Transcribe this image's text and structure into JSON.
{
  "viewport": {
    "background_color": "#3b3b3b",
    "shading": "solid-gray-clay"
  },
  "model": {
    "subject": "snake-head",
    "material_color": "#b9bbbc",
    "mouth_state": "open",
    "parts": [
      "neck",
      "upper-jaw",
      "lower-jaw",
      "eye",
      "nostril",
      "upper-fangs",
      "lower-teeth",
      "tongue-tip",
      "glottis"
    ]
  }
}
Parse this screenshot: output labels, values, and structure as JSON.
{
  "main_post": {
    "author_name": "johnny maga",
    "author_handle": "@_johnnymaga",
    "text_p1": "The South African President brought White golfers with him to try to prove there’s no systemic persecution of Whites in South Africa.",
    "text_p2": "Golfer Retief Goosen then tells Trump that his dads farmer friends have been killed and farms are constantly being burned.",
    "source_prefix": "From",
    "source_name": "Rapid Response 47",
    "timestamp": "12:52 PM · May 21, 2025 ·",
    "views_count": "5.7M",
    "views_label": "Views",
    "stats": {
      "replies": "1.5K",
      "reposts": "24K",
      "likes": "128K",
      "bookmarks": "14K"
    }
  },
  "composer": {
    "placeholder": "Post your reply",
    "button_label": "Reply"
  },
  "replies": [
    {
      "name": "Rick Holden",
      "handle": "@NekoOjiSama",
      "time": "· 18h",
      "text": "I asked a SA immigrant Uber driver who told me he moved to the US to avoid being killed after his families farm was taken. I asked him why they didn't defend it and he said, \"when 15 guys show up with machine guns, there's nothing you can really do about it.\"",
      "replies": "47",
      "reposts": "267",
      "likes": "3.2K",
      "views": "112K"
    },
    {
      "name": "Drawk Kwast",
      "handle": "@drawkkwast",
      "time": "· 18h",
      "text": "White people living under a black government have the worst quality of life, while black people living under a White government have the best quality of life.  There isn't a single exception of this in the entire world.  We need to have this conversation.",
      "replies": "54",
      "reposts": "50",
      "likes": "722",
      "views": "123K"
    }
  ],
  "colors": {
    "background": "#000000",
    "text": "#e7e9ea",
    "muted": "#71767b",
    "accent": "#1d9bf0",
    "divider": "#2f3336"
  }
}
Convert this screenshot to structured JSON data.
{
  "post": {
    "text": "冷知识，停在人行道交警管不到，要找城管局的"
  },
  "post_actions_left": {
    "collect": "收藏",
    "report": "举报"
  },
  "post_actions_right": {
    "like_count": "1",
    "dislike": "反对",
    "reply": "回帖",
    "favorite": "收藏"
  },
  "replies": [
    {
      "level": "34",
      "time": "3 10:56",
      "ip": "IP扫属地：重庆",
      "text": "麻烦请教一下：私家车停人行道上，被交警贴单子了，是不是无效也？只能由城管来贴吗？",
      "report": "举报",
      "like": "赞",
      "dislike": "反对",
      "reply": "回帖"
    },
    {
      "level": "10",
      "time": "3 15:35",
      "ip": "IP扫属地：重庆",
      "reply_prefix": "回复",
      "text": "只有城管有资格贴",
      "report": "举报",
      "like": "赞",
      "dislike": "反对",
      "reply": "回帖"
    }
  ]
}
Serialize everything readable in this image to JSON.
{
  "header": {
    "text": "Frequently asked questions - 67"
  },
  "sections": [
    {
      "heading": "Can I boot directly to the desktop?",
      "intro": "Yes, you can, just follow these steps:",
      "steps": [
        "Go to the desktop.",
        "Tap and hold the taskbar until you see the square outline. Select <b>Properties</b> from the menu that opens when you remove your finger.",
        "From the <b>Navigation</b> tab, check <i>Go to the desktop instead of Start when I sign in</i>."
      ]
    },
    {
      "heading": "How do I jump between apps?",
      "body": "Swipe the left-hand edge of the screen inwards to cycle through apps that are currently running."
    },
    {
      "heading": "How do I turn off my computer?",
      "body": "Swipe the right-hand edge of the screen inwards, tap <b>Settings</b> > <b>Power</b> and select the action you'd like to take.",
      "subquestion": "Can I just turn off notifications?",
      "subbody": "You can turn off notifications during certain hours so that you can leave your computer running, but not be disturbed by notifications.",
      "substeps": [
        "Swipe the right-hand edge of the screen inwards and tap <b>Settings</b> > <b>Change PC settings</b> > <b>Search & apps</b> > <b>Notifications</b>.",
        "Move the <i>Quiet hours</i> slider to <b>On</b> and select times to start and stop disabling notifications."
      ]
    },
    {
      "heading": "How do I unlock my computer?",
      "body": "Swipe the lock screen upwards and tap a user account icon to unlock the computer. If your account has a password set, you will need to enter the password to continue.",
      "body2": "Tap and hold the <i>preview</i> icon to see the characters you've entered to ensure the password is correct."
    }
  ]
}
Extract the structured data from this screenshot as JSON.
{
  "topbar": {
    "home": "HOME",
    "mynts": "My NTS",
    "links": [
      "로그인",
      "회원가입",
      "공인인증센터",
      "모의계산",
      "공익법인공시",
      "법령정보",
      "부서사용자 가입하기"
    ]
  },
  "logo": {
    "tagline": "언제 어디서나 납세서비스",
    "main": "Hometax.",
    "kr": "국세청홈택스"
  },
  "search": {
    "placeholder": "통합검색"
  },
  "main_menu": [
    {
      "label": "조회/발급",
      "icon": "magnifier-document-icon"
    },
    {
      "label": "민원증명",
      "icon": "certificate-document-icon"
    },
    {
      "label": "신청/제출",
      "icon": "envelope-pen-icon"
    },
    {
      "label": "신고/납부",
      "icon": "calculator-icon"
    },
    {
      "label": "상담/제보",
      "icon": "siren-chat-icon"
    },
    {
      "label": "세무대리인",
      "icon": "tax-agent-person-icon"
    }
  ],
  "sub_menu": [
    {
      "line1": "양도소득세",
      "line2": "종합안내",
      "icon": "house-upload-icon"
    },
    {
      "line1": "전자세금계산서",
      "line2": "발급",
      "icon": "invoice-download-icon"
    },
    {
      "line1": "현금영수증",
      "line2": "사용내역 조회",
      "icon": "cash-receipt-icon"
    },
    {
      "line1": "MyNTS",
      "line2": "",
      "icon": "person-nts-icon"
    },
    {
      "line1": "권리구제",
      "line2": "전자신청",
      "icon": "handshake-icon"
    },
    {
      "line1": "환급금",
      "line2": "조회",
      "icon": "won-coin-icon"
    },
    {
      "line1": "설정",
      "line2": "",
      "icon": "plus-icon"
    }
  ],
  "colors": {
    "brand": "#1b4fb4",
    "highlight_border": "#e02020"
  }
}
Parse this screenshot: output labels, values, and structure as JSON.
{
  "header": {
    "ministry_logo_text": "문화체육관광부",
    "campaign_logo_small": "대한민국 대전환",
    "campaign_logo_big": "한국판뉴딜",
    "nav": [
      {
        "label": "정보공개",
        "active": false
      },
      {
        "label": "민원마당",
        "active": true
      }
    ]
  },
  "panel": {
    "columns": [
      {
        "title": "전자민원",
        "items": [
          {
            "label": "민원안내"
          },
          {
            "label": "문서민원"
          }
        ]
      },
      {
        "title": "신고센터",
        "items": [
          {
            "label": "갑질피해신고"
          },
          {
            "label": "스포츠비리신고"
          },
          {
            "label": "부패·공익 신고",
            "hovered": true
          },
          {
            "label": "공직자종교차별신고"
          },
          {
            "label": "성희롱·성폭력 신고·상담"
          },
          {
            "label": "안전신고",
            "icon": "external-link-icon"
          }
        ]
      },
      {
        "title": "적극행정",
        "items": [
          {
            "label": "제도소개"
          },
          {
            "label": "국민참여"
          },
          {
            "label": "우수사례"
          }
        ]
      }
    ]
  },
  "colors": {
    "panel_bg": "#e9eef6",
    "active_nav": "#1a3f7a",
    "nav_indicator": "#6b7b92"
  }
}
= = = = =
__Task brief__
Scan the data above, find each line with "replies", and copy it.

__Answer to this problem__
      "replies": "1.5K",
  "replies": [
      "replies": "47",
      "replies": "54",
  "replies": [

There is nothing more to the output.